## Brief
Among the entries, which lines carry the string "title"? Copy each of them.

Records from a data source
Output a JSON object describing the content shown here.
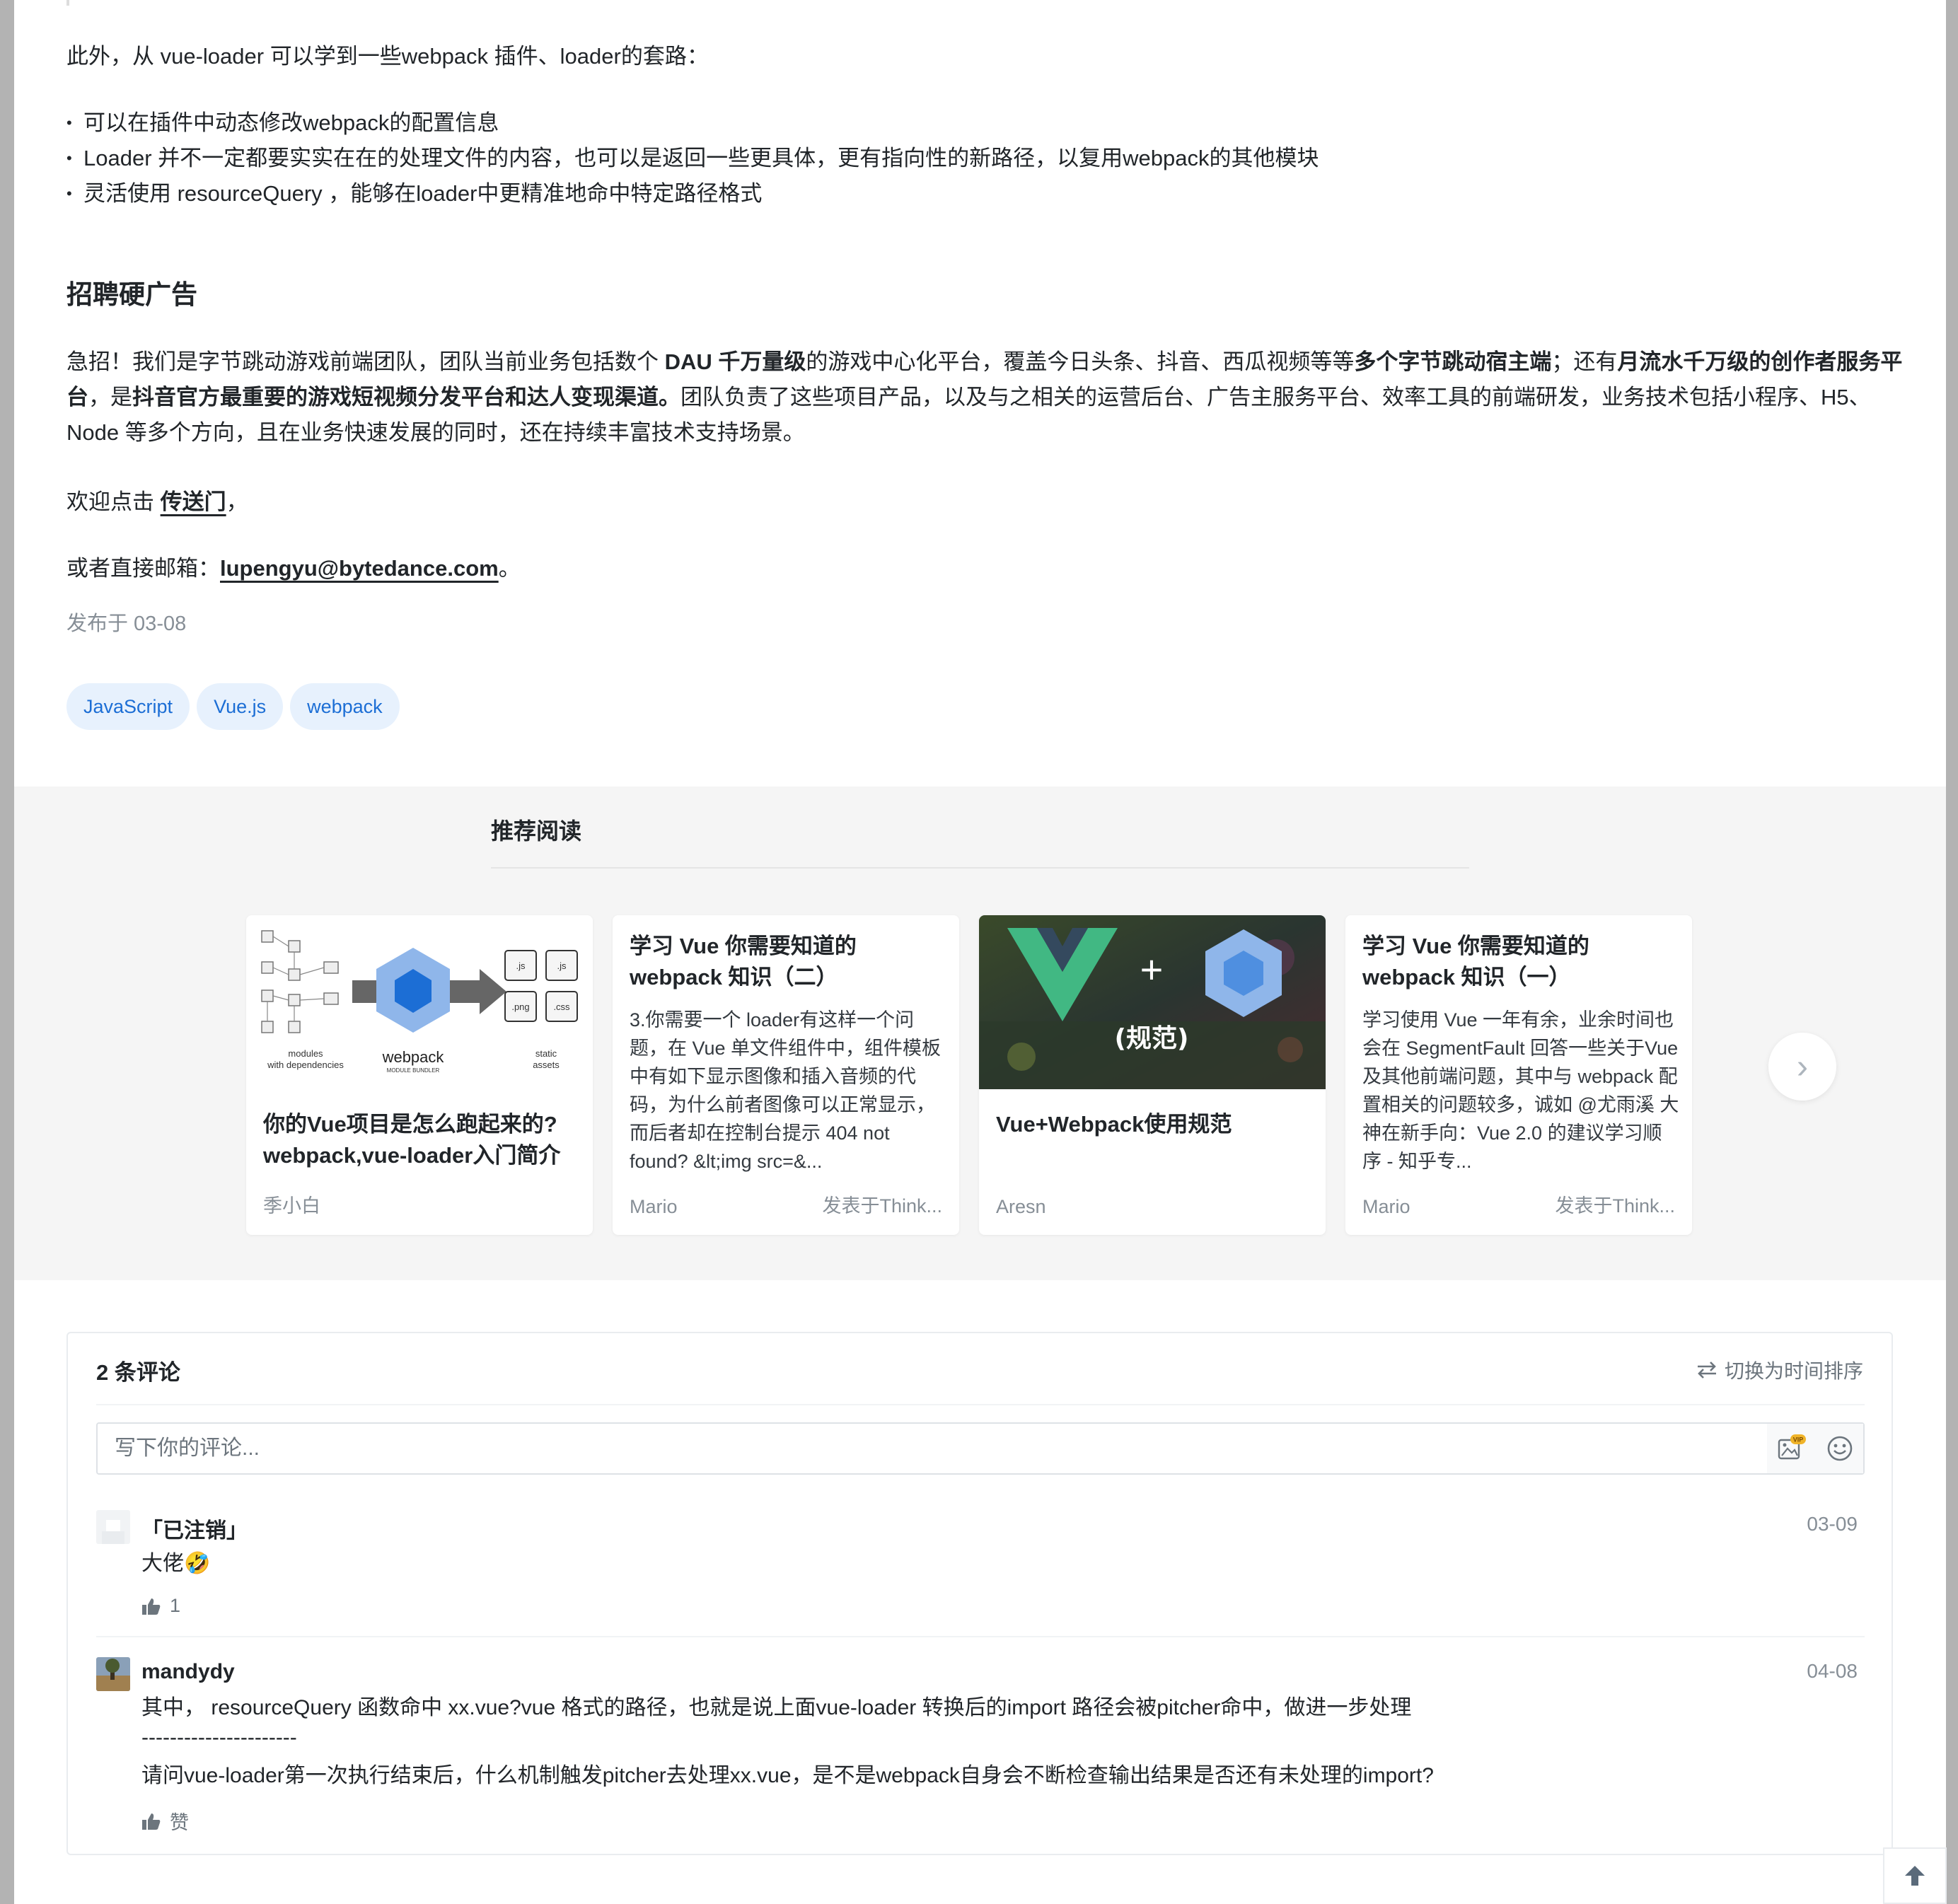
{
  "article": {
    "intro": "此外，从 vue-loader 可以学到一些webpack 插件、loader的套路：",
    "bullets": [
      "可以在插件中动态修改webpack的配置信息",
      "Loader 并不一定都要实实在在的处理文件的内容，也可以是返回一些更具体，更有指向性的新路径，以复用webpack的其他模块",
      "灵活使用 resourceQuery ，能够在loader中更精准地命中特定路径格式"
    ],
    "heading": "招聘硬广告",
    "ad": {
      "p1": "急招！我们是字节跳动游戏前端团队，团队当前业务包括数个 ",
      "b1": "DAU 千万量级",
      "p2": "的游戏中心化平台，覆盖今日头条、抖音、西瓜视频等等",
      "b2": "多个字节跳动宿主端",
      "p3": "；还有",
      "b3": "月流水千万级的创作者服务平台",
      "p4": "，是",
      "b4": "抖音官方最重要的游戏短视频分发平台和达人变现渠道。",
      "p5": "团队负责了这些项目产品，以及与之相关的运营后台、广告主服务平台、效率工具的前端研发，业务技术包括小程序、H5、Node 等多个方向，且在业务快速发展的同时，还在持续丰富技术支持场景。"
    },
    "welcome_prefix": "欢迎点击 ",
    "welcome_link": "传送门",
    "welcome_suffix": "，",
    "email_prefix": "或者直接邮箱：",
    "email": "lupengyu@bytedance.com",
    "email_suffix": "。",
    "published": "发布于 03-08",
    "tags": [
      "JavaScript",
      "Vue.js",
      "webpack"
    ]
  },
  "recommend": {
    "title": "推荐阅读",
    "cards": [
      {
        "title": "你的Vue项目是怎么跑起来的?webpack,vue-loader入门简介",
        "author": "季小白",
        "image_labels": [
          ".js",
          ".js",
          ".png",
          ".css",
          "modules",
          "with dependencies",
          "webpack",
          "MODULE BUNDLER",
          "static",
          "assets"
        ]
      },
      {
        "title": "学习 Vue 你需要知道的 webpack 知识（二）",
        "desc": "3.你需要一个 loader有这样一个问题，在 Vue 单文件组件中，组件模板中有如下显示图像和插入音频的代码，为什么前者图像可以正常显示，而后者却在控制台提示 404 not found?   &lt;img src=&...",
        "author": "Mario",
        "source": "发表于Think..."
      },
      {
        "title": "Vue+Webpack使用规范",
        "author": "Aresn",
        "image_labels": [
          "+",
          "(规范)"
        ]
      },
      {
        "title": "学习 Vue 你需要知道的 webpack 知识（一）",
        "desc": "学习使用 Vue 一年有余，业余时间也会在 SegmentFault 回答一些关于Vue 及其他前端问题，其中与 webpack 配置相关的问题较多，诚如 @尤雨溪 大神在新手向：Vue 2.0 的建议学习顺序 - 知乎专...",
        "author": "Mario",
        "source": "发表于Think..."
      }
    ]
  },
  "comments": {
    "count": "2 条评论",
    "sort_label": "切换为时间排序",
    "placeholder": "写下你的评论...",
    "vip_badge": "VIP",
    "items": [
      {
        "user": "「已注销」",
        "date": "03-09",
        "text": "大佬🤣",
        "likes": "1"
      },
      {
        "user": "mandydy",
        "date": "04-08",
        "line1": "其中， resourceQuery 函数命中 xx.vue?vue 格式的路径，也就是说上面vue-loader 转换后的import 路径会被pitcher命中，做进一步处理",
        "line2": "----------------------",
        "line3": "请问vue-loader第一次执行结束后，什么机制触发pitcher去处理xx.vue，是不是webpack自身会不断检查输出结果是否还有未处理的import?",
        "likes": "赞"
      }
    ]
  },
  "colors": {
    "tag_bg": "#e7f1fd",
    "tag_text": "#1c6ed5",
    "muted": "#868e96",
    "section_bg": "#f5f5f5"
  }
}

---

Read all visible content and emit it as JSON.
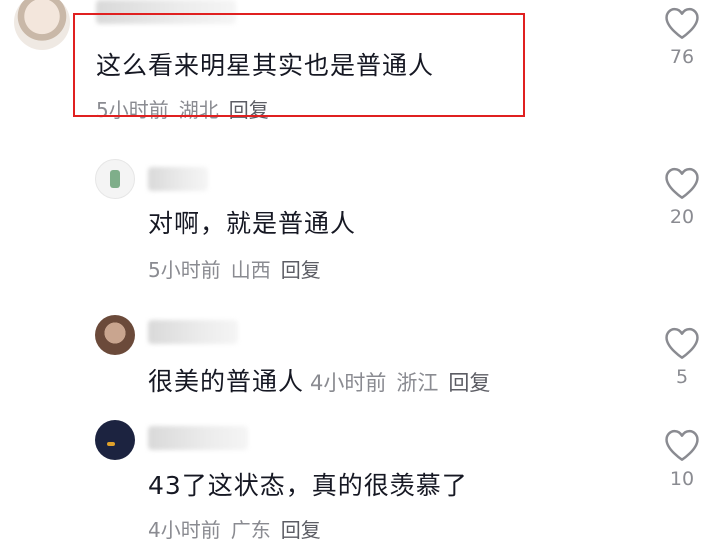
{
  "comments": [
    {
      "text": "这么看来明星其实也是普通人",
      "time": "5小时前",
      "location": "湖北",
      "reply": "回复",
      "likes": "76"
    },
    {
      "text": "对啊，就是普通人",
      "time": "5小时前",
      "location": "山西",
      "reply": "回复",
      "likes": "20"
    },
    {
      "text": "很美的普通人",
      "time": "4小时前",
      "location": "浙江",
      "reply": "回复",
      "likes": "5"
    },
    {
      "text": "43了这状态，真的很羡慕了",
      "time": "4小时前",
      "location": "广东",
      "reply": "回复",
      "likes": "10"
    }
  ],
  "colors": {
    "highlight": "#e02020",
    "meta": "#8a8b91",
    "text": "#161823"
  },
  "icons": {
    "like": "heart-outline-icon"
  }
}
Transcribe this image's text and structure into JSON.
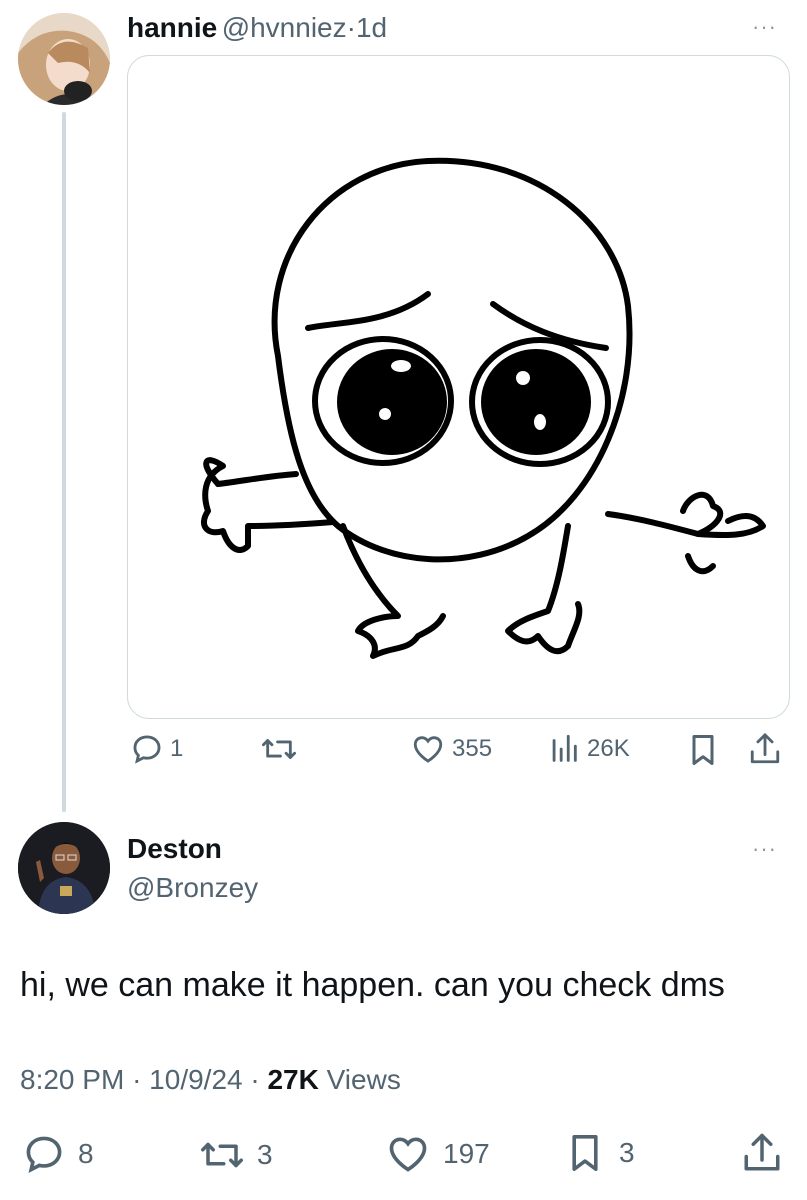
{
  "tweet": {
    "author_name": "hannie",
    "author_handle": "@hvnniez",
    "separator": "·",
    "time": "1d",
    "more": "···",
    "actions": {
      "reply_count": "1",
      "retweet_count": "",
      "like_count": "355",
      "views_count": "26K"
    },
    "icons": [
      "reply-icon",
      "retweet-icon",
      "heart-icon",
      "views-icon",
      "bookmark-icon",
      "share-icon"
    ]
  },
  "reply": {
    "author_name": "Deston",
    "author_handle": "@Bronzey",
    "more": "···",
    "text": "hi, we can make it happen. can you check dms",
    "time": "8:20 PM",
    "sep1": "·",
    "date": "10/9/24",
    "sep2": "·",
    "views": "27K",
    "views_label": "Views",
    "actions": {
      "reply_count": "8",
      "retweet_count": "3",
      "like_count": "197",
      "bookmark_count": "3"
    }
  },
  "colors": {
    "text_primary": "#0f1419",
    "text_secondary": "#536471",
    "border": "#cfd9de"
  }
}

## Exercise answer
    "title": "推荐阅读",
        "title": "你的Vue项目是怎么跑起来的?webpack,vue-loader入门简介",
        "title": "学习 Vue 你需要知道的 webpack 知识（二）",
        "title": "Vue+Webpack使用规范",
        "title": "学习 Vue 你需要知道的 webpack 知识（一）",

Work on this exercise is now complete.